• Instructions for the task:
This exercise calls for the listing to be set down exactly.

Start of Supplied material

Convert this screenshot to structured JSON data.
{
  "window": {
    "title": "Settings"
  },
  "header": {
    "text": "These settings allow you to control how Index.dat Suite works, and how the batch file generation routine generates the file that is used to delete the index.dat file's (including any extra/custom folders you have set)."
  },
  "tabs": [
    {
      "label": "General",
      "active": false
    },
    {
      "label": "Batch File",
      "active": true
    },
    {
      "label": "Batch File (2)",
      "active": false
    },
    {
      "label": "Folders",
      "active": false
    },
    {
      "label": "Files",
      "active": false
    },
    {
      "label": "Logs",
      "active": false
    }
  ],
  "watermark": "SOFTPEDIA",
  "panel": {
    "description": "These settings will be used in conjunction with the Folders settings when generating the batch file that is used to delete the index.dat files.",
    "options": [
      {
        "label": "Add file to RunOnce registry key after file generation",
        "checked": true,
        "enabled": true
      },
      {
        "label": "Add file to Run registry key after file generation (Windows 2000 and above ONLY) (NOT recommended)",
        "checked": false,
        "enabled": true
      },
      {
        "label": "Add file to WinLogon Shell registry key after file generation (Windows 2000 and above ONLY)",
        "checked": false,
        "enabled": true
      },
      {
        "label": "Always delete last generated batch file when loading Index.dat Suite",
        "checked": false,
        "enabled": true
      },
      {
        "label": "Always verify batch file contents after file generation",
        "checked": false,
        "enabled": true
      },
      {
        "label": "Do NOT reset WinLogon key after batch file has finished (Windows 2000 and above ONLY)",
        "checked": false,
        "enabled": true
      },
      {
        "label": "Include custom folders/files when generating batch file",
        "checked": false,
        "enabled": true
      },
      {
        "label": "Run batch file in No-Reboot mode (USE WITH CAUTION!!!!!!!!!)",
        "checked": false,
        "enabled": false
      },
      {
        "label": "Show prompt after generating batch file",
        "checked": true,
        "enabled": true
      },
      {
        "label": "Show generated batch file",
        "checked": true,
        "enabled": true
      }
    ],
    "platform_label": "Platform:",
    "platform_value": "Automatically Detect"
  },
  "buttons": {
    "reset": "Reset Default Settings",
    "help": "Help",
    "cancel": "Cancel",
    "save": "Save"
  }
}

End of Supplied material

• Expected answer:
Convert this screenshot to structured JSON data.
{
  "window": {
    "title": "Settings"
  },
  "header": {
    "text": "These settings allow you to control how Index.dat Suite works, and how the batch file generation routine generates the file that is used to delete the index.dat file's (including any extra/custom folders you have set)."
  },
  "tabs": [
    {
      "label": "General",
      "active": false
    },
    {
      "label": "Batch File",
      "active": true
    },
    {
      "label": "Batch File (2)",
      "active": false
    },
    {
      "label": "Folders",
      "active": false
    },
    {
      "label": "Files",
      "active": false
    },
    {
      "label": "Logs",
      "active": false
    }
  ],
  "watermark": "SOFTPEDIA",
  "panel": {
    "description": "These settings will be used in conjunction with the Folders settings when generating the batch file that is used to delete the index.dat files.",
    "options": [
      {
        "label": "Add file to RunOnce registry key after file generation",
        "checked": true,
        "enabled": true
      },
      {
        "label": "Add file to Run registry key after file generation (Windows 2000 and above ONLY) (NOT recommended)",
        "checked": false,
        "enabled": true
      },
      {
        "label": "Add file to WinLogon Shell registry key after file generation (Windows 2000 and above ONLY)",
        "checked": false,
        "enabled": true
      },
      {
        "label": "Always delete last generated batch file when loading Index.dat Suite",
        "checked": false,
        "enabled": true
      },
      {
        "label": "Always verify batch file contents after file generation",
        "checked": false,
        "enabled": true
      },
      {
        "label": "Do NOT reset WinLogon key after batch file has finished (Windows 2000 and above ONLY)",
        "checked": false,
        "enabled": true
      },
      {
        "label": "Include custom folders/files when generating batch file",
        "checked": false,
        "enabled": true
      },
      {
        "label": "Run batch file in No-Reboot mode (USE WITH CAUTION!!!!!!!!!)",
        "checked": false,
        "enabled": false
      },
      {
        "label": "Show prompt after generating batch file",
        "checked": true,
        "enabled": true
      },
      {
        "label": "Show generated batch file",
        "checked": true,
        "enabled": true
      }
    ],
    "platform_label": "Platform:",
    "platform_value": "Automatically Detect"
  },
  "buttons": {
    "reset": "Reset Default Settings",
    "help": "Help",
    "cancel": "Cancel",
    "save": "Save"
  }
}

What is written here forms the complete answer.